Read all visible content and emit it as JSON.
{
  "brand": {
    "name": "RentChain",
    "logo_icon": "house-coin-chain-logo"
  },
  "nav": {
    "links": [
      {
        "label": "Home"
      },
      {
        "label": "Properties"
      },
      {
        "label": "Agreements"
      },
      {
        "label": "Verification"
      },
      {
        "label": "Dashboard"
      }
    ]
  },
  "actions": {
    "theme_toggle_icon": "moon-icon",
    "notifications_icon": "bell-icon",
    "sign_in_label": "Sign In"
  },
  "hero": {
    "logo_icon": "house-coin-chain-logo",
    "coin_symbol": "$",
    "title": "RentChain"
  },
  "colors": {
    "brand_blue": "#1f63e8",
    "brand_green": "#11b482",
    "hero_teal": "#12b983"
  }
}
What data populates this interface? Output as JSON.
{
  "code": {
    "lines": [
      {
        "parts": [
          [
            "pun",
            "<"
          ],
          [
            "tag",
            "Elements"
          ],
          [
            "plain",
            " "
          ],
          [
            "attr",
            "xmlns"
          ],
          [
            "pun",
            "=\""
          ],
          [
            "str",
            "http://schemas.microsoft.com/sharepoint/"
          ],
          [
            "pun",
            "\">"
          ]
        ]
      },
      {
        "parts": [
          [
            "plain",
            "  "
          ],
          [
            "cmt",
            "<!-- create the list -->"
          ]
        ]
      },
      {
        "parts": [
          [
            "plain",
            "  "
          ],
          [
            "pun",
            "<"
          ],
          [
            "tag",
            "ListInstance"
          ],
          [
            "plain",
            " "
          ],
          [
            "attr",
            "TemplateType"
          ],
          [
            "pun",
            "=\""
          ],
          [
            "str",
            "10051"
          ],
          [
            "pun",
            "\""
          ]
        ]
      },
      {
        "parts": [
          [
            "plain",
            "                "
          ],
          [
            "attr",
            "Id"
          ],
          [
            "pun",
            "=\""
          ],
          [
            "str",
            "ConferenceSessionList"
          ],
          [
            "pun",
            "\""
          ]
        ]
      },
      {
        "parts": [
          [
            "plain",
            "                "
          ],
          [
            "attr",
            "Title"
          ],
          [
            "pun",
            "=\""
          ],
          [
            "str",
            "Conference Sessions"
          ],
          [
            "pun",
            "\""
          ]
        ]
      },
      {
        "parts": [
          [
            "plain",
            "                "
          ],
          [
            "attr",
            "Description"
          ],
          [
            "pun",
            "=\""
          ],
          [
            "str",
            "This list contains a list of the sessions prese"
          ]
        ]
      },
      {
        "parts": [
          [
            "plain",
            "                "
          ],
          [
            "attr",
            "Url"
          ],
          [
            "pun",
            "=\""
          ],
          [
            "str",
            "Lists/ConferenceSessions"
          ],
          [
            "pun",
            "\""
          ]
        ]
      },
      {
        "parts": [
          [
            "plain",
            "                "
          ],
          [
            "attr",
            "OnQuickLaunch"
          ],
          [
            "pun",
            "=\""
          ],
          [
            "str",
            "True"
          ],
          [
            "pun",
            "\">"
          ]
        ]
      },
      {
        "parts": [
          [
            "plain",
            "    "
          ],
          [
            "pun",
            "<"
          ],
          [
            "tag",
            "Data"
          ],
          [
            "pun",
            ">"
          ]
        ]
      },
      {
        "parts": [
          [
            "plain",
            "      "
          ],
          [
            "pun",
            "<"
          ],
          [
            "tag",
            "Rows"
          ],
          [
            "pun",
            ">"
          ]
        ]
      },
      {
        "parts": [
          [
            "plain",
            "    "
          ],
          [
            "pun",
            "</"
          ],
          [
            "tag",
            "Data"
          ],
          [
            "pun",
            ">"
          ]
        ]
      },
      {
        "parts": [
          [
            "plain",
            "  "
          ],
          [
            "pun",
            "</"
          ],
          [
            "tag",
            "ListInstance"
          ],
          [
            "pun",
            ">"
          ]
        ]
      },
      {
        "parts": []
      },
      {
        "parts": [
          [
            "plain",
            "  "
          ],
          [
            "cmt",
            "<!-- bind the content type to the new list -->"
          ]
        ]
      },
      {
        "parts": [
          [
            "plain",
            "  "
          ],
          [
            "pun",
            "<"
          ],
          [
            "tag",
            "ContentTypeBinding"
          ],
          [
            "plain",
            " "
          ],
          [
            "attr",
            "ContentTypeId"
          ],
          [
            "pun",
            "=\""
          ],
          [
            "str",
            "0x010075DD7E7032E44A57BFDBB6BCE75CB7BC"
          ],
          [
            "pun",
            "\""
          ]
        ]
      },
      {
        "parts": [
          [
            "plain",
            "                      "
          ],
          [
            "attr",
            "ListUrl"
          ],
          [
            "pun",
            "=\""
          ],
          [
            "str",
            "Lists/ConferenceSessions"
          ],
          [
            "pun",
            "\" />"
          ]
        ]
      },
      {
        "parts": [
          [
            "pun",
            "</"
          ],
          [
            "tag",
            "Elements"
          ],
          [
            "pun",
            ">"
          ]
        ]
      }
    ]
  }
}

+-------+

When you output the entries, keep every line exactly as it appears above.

Read all visible content and emit it as JSON.
{
  "brand": {
    "name": "RentChain",
    "logo_icon": "house-coin-chain-logo"
  },
  "nav": {
    "links": [
      {
        "label": "Home"
      },
      {
        "label": "Properties"
      },
      {
        "label": "Agreements"
      },
      {
        "label": "Verification"
      },
      {
        "label": "Dashboard"
      }
    ]
  },
  "actions": {
    "theme_toggle_icon": "moon-icon",
    "notifications_icon": "bell-icon",
    "sign_in_label": "Sign In"
  },
  "hero": {
    "logo_icon": "house-coin-chain-logo",
    "coin_symbol": "$",
    "title": "RentChain"
  },
  "colors": {
    "brand_blue": "#1f63e8",
    "brand_green": "#11b482",
    "hero_teal": "#12b983"
  }
}
What data populates this interface? Output as JSON.
{
  "code": {
    "lines": [
      {
        "parts": [
          [
            "pun",
            "<"
          ],
          [
            "tag",
            "Elements"
          ],
          [
            "plain",
            " "
          ],
          [
            "attr",
            "xmlns"
          ],
          [
            "pun",
            "=\""
          ],
          [
            "str",
            "http://schemas.microsoft.com/sharepoint/"
          ],
          [
            "pun",
            "\">"
          ]
        ]
      },
      {
        "parts": [
          [
            "plain",
            "  "
          ],
          [
            "cmt",
            "<!-- create the list -->"
          ]
        ]
      },
      {
        "parts": [
          [
            "plain",
            "  "
          ],
          [
            "pun",
            "<"
          ],
          [
            "tag",
            "ListInstance"
          ],
          [
            "plain",
            " "
          ],
          [
            "attr",
            "TemplateType"
          ],
          [
            "pun",
            "=\""
          ],
          [
            "str",
            "10051"
          ],
          [
            "pun",
            "\""
          ]
        ]
      },
      {
        "parts": [
          [
            "plain",
            "                "
          ],
          [
            "attr",
            "Id"
          ],
          [
            "pun",
            "=\""
          ],
          [
            "str",
            "ConferenceSessionList"
          ],
          [
            "pun",
            "\""
          ]
        ]
      },
      {
        "parts": [
          [
            "plain",
            "                "
          ],
          [
            "attr",
            "Title"
          ],
          [
            "pun",
            "=\""
          ],
          [
            "str",
            "Conference Sessions"
          ],
          [
            "pun",
            "\""
          ]
        ]
      },
      {
        "parts": [
          [
            "plain",
            "                "
          ],
          [
            "attr",
            "Description"
          ],
          [
            "pun",
            "=\""
          ],
          [
            "str",
            "This list contains a list of the sessions prese"
          ]
        ]
      },
      {
        "parts": [
          [
            "plain",
            "                "
          ],
          [
            "attr",
            "Url"
          ],
          [
            "pun",
            "=\""
          ],
          [
            "str",
            "Lists/ConferenceSessions"
          ],
          [
            "pun",
            "\""
          ]
        ]
      },
      {
        "parts": [
          [
            "plain",
            "                "
          ],
          [
            "attr",
            "OnQuickLaunch"
          ],
          [
            "pun",
            "=\""
          ],
          [
            "str",
            "True"
          ],
          [
            "pun",
            "\">"
          ]
        ]
      },
      {
        "parts": [
          [
            "plain",
            "    "
          ],
          [
            "pun",
            "<"
          ],
          [
            "tag",
            "Data"
          ],
          [
            "pun",
            ">"
          ]
        ]
      },
      {
        "parts": [
          [
            "plain",
            "      "
          ],
          [
            "pun",
            "<"
          ],
          [
            "tag",
            "Rows"
          ],
          [
            "pun",
            ">"
          ]
        ]
      },
      {
        "parts": [
          [
            "plain",
            "    "
          ],
          [
            "pun",
            "</"
          ],
          [
            "tag",
            "Data"
          ],
          [
            "pun",
            ">"
          ]
        ]
      },
      {
        "parts": [
          [
            "plain",
            "  "
          ],
          [
            "pun",
            "</"
          ],
          [
            "tag",
            "ListInstance"
          ],
          [
            "pun",
            ">"
          ]
        ]
      },
      {
        "parts": []
      },
      {
        "parts": [
          [
            "plain",
            "  "
          ],
          [
            "cmt",
            "<!-- bind the content type to the new list -->"
          ]
        ]
      },
      {
        "parts": [
          [
            "plain",
            "  "
          ],
          [
            "pun",
            "<"
          ],
          [
            "tag",
            "ContentTypeBinding"
          ],
          [
            "plain",
            " "
          ],
          [
            "attr",
            "ContentTypeId"
          ],
          [
            "pun",
            "=\""
          ],
          [
            "str",
            "0x010075DD7E7032E44A57BFDBB6BCE75CB7BC"
          ],
          [
            "pun",
            "\""
          ]
        ]
      },
      {
        "parts": [
          [
            "plain",
            "                      "
          ],
          [
            "attr",
            "ListUrl"
          ],
          [
            "pun",
            "=\""
          ],
          [
            "str",
            "Lists/ConferenceSessions"
          ],
          [
            "pun",
            "\" />"
          ]
        ]
      },
      {
        "parts": [
          [
            "pun",
            "</"
          ],
          [
            "tag",
            "Elements"
          ],
          [
            "pun",
            ">"
          ]
        ]
      }
    ]
  }
}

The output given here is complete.